== YOUR TASK ==
Return copies of the lines below that mention "JSON".

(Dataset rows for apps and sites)
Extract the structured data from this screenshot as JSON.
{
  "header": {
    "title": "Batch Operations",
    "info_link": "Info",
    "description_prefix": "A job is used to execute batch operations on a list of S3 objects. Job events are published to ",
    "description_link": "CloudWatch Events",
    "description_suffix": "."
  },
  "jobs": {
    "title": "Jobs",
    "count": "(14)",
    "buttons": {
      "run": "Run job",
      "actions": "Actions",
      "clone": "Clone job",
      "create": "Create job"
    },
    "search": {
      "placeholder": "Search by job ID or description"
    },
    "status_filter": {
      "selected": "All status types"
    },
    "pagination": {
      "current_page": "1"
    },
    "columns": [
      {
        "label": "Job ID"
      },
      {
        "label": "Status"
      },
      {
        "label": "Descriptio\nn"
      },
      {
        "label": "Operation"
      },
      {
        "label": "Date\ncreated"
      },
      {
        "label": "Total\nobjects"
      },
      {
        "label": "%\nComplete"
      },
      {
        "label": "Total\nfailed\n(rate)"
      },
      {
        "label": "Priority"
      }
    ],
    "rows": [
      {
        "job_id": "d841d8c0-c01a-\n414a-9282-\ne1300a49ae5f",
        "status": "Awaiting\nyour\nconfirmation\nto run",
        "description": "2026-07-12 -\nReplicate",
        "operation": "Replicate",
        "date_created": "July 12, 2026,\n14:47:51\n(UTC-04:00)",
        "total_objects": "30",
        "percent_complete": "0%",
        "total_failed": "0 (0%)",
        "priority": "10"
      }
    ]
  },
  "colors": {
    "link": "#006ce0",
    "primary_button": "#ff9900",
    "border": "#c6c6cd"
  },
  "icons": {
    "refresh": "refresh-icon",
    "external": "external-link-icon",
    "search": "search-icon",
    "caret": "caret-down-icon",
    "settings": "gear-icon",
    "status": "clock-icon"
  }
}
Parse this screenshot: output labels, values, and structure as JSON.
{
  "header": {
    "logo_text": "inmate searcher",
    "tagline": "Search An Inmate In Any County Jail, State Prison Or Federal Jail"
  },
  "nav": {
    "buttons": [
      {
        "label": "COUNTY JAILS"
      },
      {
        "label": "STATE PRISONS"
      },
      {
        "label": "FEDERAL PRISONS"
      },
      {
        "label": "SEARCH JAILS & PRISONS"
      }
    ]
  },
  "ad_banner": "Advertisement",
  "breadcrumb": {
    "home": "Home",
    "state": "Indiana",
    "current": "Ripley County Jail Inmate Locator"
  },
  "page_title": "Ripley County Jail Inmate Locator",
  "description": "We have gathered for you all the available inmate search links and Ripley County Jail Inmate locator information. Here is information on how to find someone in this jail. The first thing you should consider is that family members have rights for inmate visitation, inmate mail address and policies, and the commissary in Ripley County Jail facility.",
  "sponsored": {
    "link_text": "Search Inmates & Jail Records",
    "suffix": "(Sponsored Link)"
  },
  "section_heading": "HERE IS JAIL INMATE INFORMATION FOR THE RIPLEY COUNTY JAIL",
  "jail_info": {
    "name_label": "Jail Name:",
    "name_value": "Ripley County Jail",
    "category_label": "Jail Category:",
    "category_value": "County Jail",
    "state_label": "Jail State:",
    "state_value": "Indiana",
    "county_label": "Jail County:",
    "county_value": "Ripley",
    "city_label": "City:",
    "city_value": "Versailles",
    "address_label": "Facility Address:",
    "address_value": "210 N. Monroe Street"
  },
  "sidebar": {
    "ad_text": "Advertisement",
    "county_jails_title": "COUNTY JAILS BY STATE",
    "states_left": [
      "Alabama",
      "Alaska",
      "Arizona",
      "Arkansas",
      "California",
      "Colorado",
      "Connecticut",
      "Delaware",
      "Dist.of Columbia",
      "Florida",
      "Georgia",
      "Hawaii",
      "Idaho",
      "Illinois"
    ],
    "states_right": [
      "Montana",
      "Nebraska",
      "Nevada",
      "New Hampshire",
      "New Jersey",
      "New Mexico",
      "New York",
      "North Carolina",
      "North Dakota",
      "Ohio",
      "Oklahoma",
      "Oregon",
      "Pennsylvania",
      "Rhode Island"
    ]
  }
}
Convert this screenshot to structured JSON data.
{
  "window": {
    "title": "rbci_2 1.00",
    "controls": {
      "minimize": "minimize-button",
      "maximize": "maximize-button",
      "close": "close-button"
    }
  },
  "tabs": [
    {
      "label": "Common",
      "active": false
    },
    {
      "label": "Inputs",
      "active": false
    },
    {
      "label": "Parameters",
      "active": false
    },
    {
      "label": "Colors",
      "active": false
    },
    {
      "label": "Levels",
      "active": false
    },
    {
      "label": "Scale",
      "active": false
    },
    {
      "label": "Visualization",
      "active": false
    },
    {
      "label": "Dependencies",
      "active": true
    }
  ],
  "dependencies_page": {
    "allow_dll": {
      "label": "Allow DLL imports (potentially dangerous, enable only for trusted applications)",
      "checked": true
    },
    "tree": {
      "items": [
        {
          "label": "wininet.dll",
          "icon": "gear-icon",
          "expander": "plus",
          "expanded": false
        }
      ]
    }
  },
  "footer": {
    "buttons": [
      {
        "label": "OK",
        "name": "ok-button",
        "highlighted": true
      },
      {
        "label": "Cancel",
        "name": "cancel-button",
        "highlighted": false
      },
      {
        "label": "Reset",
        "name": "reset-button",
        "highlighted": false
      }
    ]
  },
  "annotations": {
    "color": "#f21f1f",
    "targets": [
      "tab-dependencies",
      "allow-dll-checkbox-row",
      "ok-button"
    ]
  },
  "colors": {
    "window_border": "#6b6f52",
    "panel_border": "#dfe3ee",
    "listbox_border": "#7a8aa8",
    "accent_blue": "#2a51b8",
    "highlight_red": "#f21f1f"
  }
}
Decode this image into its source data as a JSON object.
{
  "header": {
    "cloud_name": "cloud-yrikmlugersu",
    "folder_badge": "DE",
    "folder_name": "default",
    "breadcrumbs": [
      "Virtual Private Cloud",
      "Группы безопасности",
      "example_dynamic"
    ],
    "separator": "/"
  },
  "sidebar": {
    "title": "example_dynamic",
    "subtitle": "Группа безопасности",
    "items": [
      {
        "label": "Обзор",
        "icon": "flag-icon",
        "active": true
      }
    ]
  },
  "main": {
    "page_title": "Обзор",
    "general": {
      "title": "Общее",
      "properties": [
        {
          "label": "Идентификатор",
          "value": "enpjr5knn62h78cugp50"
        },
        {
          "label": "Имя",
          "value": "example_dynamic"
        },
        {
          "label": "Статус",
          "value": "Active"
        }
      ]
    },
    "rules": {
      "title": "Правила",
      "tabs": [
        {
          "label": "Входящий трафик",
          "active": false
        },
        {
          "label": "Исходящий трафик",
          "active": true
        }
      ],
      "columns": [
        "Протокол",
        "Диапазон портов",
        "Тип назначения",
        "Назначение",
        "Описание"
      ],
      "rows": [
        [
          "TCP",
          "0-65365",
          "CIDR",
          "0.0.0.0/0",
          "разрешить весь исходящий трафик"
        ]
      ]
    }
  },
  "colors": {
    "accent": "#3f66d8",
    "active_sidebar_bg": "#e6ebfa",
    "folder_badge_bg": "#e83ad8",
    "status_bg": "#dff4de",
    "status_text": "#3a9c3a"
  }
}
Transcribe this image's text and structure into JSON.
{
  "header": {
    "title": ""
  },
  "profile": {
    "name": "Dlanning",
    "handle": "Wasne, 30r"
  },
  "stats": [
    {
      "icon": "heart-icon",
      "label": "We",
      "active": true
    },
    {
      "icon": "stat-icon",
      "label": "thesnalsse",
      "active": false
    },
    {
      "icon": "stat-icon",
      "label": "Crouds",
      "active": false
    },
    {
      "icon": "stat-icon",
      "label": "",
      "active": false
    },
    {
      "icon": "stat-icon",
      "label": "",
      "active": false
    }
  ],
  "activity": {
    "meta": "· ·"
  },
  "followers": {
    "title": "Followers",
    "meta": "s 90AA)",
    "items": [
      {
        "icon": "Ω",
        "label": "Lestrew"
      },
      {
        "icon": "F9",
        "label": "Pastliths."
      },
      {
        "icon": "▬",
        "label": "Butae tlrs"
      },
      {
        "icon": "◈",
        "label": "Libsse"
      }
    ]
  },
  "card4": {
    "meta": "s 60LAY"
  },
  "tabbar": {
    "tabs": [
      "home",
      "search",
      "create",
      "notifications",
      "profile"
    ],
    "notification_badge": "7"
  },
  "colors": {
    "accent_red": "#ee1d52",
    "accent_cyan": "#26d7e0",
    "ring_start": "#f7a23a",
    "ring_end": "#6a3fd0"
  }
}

== ANSWER TO THIS PROBLEM ==
Extract the structured data from this screenshot as JSON.
Parse this screenshot: output labels, values, and structure as JSON.
Convert this screenshot to structured JSON data.
Decode this image into its source data as a JSON object.
Transcribe this image's text and structure into JSON.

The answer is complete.